“It behooves us, in celebrating Martin Luther King Jr., to talk about how we can forge a useful unity, an edifying togetherness, that speaks of commitment not to the eradication of difference but to the magnificent beauty of our individual communities that constitute this great American whole,” Dyson told the crowd of almost 1,000 gathered at Memorial Hall for the annual Martin Luther King Jr. Lecture.
Dyson cited a passage from King’s famous “I Have A Dream” speech, “I have a dream that my four little children will one day live in a nation where they will not be judged by the color of their skin but by the content of their character,” in speaking about the continued profiling and racism minority groups face, explaining that King fought for the possibility that minorities could be treated as individuals.

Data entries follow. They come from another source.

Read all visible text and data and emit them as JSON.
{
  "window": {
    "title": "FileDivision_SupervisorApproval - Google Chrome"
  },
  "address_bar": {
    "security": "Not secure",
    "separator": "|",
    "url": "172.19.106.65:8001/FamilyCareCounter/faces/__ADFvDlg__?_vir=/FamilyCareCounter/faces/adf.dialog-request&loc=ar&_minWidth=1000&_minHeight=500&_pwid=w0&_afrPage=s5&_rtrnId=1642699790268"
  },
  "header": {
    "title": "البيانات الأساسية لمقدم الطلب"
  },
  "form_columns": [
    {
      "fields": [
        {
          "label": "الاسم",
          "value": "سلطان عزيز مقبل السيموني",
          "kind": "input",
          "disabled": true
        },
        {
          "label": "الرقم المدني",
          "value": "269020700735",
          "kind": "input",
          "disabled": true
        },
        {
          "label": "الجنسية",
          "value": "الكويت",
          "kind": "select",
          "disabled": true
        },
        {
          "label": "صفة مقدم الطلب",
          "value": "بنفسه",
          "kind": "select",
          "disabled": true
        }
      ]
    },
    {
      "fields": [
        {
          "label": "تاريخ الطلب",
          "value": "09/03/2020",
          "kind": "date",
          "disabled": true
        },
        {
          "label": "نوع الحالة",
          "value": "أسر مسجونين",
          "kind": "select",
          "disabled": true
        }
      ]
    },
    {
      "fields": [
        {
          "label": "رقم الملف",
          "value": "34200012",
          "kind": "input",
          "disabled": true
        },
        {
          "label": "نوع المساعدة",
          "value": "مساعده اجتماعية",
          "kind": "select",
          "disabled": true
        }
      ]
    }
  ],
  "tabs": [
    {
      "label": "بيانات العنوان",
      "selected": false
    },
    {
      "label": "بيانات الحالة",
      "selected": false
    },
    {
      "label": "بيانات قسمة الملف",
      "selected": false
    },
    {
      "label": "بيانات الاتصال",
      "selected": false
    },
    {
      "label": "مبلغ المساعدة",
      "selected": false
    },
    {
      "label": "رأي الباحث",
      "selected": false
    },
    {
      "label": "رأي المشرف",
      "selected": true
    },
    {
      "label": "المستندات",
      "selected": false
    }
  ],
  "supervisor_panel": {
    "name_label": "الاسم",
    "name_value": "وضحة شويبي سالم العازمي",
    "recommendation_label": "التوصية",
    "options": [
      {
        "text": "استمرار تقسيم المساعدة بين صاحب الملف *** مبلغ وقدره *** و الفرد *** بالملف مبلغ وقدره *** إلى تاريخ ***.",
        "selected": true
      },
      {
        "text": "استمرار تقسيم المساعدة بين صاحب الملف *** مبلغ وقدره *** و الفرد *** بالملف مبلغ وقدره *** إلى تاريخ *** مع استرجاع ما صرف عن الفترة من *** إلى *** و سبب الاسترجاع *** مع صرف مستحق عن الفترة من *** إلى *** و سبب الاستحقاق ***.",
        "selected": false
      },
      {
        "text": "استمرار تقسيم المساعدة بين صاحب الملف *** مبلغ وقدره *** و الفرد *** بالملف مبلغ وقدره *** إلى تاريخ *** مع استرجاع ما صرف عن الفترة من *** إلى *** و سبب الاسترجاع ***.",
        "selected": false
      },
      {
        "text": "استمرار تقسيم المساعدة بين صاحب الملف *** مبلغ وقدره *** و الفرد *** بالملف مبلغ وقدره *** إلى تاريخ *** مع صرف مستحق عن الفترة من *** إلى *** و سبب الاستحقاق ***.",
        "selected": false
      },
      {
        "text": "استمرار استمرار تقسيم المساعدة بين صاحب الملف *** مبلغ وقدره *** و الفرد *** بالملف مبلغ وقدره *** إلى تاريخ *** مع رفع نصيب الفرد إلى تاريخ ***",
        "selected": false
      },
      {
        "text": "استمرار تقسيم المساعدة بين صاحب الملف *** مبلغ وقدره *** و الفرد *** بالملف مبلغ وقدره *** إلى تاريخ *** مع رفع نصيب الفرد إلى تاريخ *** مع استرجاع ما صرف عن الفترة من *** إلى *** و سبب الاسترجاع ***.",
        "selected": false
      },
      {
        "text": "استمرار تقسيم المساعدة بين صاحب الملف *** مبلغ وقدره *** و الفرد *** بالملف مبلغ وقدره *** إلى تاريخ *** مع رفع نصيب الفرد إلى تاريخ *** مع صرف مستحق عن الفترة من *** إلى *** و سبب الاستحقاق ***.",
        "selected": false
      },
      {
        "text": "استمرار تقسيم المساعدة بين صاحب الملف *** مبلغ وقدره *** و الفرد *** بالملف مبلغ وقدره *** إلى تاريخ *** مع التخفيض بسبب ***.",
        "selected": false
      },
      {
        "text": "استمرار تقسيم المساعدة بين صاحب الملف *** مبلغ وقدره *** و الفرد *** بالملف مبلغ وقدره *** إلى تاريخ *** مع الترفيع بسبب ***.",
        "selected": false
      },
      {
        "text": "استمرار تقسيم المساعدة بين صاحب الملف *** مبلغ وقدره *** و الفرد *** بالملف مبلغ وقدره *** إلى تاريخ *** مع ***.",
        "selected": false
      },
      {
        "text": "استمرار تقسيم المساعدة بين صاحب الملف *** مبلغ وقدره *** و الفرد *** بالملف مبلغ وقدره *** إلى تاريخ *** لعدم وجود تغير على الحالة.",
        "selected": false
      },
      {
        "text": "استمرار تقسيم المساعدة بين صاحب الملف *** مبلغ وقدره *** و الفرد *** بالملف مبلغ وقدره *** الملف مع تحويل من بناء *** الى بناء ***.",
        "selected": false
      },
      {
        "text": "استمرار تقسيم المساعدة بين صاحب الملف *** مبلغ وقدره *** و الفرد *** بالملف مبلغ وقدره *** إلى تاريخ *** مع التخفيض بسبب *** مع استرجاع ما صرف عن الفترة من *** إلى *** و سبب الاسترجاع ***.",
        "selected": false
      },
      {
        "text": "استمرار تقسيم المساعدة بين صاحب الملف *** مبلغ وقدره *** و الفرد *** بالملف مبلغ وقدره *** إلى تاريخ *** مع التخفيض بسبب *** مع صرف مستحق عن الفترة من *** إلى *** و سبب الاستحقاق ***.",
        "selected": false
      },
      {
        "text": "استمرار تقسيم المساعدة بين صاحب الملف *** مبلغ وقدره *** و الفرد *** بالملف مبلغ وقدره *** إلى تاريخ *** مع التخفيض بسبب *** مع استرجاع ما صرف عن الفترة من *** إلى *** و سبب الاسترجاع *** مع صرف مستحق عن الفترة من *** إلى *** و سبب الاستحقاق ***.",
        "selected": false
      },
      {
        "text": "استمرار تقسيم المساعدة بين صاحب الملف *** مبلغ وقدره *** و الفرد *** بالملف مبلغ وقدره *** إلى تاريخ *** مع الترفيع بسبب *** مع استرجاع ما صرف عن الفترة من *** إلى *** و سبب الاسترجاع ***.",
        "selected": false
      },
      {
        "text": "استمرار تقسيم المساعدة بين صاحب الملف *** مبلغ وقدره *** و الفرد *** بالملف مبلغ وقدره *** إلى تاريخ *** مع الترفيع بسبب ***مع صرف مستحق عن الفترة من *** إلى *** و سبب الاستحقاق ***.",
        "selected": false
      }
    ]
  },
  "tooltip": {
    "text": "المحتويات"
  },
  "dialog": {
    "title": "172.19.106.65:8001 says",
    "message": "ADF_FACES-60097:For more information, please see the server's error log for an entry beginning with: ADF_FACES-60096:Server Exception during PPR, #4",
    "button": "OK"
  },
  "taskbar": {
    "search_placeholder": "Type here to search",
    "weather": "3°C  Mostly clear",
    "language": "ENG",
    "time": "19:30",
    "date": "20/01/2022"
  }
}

Dyson, who is in addition to his many other accolades a Baptist preacher, said that the title of his keynote address referenced a theological precedent in the struggle for individuality. Embracing King’s legacy means putting aside any intolerance towards those unlike oneself, even in the case of religion, and extending to class, sexual orientation and age. Dyson challenged the audience with the idea that, “We do not have the right to nurse our biases and prejudices against those we may not think are the recipient of God’s grace as we are.”
Embracing King’s legacy requires an end to sexism and toxic masculinity, he said, noting that some of the struggles women faced in King’s time continue to persist, including violence and the pay gap. Women, he noted, played an important part in the civil rights movement. For example, Dyson recounted the story of King giving his “I Have A Dream” speech in 1963 at the Lincoln Memorial and reading from a manuscript, when Mahalia Jackson encouraged him from the wings to instead “Tell them about the dream!” King put down the manuscript and began one of the most famous and often quoted passages in American history.
Dyson tied his theme “I Am Because We Are: Interrelated Realities” to King’s legacy best when he said, “Martin Luther King Jr. is a call for recognition that we are all in this thing together.”